According to their 10-Q filing, the increase in Blizzard revenue was due to increases for Overwatch and Hearthstone, offset by declines in Diablo III (which released in China in the second quarter of last year).  Revenue was also impacted by declines in Heroes of the Storm and Warcraft (due to a smaller subscriber base).  They also mentioned that sales and marketing costs were up for Blizzard due to current and future product launches.

The other specific item that was mentioned on the earnings call was the pre-purchases of Legion were tracking in line with where they were with pre-purchases for Warlords.

So that's it for this quarter.  Stayed tuned later this month for more from @AlternativeChat and I in podcast form as we'll dive into more details on the earnings release, quarterly reports and other developments!



Monday, August 1, 2016

A Change in How Blizzard Reports Revenue

On Friday, Blizzard hosted a brief conference call with their investors to explain some changes that would be coming with this quarter in how they present their revenue.

As I've discussed in this space before, Blizzard presents their revenue on both a GAAP and a non-GAAP basis.  GAAP stands for Generally Accepted Accounting Principles.  GAAP requires that Blizzard record their revenue when it is actually earned and not necessarily when they collect the cash.  

As a quick example, let's look at the WoW Token.  On a non-GAAP basis, as soon as Blizzard sells that WoW Token to someone, they are counting that $20 as non-GAAP revenue as soon as they have your cash in hand.  But on a GAAP basis, they aren't allowed to record the cost of that Token as revenue until someone actually uses it for game time.

Similar differences occur if you are pre-ordering a product like Legion, or if you are paying for your subscription in 6 month blocks.

Back in May, the U.S. Securities and Exchange Commission (SEC), which regulates public companies like Activision-Blizzard that trade on U.S. stock exchanges, issued new rules and regulation on the use of non-GAAP measures by public companies.  

In response to those new rules, Blizzard announced that they will no longer be disclosing non-GAAP revenue in their earnings releases.  Only GAAP revenue.

They said they will continue to use non-GAAP revenue internally to measure their performance and incentivize their people, but just won't continue to disclose it externally.

Here is a link to a presentation that Blizzard used on the call on Friday that explains the differences:

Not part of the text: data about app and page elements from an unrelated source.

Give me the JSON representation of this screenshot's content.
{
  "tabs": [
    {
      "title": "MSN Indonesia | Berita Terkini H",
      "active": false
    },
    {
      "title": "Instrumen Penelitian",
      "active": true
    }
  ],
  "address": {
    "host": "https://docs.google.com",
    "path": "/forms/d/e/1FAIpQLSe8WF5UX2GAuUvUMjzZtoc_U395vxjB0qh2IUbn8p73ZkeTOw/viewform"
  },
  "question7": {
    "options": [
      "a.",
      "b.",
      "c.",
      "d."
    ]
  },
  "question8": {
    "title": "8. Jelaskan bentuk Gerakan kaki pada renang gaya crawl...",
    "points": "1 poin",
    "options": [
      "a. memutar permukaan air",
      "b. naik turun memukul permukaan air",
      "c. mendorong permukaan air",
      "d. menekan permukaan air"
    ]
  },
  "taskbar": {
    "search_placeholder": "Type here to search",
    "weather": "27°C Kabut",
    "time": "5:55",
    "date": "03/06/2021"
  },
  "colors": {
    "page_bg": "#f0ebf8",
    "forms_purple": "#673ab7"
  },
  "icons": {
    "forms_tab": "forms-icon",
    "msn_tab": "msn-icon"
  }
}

So what does this mean for those of us that follow Blizzard closely.  Very little.  As you can tell from the presentation, while they won't have an actual line on their earnings release for non-GAAP revenue, all of the information that you need to calculate that number will still be there and easily available, so we'll continue to calculate it and talk about it in the analysis that I do every quarter on their releases.